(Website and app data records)
--

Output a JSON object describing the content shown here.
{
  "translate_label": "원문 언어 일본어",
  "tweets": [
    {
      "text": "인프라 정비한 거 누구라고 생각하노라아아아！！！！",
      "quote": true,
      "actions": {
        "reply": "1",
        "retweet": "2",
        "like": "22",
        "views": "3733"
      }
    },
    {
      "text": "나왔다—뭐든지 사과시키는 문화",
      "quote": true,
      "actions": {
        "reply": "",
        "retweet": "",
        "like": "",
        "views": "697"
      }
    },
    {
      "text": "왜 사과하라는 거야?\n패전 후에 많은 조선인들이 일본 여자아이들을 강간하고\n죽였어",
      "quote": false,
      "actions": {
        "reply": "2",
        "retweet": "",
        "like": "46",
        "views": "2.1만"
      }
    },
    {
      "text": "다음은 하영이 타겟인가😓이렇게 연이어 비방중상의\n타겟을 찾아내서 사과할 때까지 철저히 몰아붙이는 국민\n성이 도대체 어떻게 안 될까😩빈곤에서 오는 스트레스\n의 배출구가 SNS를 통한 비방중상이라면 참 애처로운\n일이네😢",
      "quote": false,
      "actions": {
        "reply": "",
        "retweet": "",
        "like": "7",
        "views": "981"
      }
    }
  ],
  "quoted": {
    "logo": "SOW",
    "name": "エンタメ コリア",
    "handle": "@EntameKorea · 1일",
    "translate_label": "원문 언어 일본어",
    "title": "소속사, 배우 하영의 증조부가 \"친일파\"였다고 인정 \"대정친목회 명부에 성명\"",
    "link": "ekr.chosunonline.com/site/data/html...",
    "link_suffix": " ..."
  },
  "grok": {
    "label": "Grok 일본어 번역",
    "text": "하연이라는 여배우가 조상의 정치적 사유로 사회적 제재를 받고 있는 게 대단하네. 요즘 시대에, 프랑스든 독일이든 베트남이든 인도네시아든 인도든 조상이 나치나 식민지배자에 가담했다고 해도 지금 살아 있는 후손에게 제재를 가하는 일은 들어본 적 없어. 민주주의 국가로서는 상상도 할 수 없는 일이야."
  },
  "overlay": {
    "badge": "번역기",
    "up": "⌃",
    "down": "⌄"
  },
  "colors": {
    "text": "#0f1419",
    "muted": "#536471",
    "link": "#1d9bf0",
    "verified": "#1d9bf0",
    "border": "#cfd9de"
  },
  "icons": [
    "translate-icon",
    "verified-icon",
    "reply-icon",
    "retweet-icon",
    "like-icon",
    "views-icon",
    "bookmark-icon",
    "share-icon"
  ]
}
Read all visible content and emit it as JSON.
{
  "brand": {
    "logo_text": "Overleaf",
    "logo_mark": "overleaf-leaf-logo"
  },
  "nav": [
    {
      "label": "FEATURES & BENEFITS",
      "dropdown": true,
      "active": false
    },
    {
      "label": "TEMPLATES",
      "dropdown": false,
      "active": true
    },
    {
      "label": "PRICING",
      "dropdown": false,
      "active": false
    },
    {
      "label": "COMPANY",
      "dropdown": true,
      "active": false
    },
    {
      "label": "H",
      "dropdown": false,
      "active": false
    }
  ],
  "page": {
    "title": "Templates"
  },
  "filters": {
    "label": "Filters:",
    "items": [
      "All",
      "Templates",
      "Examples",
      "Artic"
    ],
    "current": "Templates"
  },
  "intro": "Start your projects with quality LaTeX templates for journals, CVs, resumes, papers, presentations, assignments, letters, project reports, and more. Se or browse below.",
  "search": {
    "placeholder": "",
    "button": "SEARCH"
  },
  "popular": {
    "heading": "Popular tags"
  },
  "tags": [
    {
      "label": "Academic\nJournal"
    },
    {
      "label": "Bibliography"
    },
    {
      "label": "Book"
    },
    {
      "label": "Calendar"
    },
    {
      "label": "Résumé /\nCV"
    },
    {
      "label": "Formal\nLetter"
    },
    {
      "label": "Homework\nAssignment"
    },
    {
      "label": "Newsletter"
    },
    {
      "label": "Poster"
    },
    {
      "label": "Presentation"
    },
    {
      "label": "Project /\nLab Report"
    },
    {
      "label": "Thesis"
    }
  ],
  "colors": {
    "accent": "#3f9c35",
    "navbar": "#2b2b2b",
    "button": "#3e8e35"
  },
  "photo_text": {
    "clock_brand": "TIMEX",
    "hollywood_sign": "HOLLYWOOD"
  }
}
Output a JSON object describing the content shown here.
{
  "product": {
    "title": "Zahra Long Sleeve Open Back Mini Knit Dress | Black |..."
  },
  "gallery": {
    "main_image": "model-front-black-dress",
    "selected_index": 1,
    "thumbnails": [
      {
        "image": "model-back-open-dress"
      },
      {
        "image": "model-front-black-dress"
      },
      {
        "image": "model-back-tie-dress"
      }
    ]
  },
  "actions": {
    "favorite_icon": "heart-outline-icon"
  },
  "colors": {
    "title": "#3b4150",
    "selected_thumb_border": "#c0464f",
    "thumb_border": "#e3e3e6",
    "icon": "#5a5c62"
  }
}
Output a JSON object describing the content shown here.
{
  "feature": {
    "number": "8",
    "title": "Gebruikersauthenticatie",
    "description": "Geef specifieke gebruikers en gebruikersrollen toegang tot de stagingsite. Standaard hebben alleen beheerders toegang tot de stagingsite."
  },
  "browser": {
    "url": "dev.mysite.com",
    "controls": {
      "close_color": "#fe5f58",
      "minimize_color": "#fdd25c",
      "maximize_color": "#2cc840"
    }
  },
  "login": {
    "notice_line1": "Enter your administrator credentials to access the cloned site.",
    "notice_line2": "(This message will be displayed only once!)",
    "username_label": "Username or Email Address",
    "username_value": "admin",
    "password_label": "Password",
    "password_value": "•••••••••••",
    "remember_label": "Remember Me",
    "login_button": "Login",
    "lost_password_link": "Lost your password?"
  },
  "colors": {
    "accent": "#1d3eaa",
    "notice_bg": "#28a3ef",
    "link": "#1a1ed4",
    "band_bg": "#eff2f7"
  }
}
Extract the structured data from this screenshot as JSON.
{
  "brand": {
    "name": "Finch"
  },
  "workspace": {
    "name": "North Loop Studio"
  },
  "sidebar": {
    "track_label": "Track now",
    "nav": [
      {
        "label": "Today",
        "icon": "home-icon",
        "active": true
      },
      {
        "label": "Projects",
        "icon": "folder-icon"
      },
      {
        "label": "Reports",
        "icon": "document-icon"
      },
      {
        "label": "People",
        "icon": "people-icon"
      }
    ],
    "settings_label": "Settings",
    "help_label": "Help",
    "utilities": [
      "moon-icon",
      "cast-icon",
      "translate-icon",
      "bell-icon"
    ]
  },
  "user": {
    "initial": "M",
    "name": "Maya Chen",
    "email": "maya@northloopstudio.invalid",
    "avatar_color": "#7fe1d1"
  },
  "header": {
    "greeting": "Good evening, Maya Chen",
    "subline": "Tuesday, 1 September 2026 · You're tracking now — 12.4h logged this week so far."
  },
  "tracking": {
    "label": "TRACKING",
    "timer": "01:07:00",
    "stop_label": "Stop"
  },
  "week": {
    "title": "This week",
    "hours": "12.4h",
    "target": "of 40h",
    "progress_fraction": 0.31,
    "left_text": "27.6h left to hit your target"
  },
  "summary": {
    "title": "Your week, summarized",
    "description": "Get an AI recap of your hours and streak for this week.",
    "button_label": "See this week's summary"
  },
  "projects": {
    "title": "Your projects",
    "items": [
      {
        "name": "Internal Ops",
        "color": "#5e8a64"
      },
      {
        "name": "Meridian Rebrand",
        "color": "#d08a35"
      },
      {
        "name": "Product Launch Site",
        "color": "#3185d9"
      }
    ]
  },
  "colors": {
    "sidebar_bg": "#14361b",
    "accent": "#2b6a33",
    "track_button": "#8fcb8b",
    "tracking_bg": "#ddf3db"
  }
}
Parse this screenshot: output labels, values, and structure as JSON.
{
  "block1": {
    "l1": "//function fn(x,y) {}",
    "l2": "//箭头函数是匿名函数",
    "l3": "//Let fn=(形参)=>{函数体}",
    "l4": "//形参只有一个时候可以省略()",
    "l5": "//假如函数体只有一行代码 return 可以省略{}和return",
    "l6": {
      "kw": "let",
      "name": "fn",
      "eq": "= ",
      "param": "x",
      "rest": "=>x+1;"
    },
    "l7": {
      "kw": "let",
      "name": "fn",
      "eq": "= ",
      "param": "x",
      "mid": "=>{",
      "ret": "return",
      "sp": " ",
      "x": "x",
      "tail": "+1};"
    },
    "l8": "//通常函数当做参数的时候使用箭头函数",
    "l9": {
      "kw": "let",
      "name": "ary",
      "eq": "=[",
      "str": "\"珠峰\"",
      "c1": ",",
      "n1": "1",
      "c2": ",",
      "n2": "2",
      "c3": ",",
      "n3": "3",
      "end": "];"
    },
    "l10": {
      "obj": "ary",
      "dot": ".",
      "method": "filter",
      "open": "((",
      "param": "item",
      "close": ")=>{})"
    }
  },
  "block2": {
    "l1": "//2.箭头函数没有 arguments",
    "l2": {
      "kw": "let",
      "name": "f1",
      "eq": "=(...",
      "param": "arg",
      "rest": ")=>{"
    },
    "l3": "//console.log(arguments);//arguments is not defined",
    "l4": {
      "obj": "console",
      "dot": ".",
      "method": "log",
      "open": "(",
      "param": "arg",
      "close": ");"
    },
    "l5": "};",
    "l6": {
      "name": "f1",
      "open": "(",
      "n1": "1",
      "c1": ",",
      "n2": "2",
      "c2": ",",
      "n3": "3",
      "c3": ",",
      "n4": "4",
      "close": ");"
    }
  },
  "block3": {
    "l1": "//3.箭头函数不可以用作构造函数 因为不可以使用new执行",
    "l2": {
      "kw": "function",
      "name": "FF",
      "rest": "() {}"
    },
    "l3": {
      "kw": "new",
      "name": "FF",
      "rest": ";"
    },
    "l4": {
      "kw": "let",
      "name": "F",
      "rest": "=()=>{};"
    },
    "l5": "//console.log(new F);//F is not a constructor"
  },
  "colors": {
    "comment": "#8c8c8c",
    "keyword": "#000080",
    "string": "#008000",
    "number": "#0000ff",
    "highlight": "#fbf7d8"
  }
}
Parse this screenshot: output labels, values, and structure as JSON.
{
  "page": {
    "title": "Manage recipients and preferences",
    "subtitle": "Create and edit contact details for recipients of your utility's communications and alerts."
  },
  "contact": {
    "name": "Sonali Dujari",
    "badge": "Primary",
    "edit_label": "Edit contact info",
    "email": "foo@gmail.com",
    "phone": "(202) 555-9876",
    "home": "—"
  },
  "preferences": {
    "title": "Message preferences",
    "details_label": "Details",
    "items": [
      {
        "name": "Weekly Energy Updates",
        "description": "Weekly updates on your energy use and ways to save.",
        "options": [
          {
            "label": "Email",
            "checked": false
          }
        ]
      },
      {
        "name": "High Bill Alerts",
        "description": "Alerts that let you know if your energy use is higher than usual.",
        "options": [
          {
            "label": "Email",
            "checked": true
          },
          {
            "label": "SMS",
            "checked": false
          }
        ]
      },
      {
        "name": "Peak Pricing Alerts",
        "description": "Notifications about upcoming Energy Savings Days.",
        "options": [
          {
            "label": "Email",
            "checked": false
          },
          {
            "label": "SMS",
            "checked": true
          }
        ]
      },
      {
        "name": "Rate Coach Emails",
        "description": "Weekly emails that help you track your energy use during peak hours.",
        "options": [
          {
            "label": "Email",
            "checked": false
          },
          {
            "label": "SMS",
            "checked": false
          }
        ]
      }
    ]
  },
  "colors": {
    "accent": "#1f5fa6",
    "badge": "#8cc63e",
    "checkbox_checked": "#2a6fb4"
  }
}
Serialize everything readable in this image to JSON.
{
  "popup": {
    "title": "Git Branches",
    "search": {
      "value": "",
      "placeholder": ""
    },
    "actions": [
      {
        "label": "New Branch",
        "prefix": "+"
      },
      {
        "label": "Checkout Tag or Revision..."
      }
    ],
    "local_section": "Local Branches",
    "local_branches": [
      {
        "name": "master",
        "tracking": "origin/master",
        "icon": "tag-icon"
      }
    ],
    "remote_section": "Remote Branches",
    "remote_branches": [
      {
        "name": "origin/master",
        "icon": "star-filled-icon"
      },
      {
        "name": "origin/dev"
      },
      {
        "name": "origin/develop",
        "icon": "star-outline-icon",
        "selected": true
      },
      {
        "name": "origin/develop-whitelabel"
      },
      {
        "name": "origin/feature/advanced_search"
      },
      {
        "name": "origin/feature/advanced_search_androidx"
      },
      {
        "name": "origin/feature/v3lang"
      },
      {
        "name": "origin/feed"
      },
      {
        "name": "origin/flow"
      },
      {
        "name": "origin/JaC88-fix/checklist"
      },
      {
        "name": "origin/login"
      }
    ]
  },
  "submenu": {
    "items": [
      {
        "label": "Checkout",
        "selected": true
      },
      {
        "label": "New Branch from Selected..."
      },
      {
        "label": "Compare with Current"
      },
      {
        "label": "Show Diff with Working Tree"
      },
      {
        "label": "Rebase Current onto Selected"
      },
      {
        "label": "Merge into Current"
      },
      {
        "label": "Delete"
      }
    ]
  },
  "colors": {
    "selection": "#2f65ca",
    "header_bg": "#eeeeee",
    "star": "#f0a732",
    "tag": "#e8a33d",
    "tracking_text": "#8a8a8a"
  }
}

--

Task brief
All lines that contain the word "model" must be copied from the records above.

Exercise response
    "main_image": "model-front-black-dress",
        "image": "model-back-open-dress"
        "image": "model-front-black-dress"
        "image": "model-back-tie-dress"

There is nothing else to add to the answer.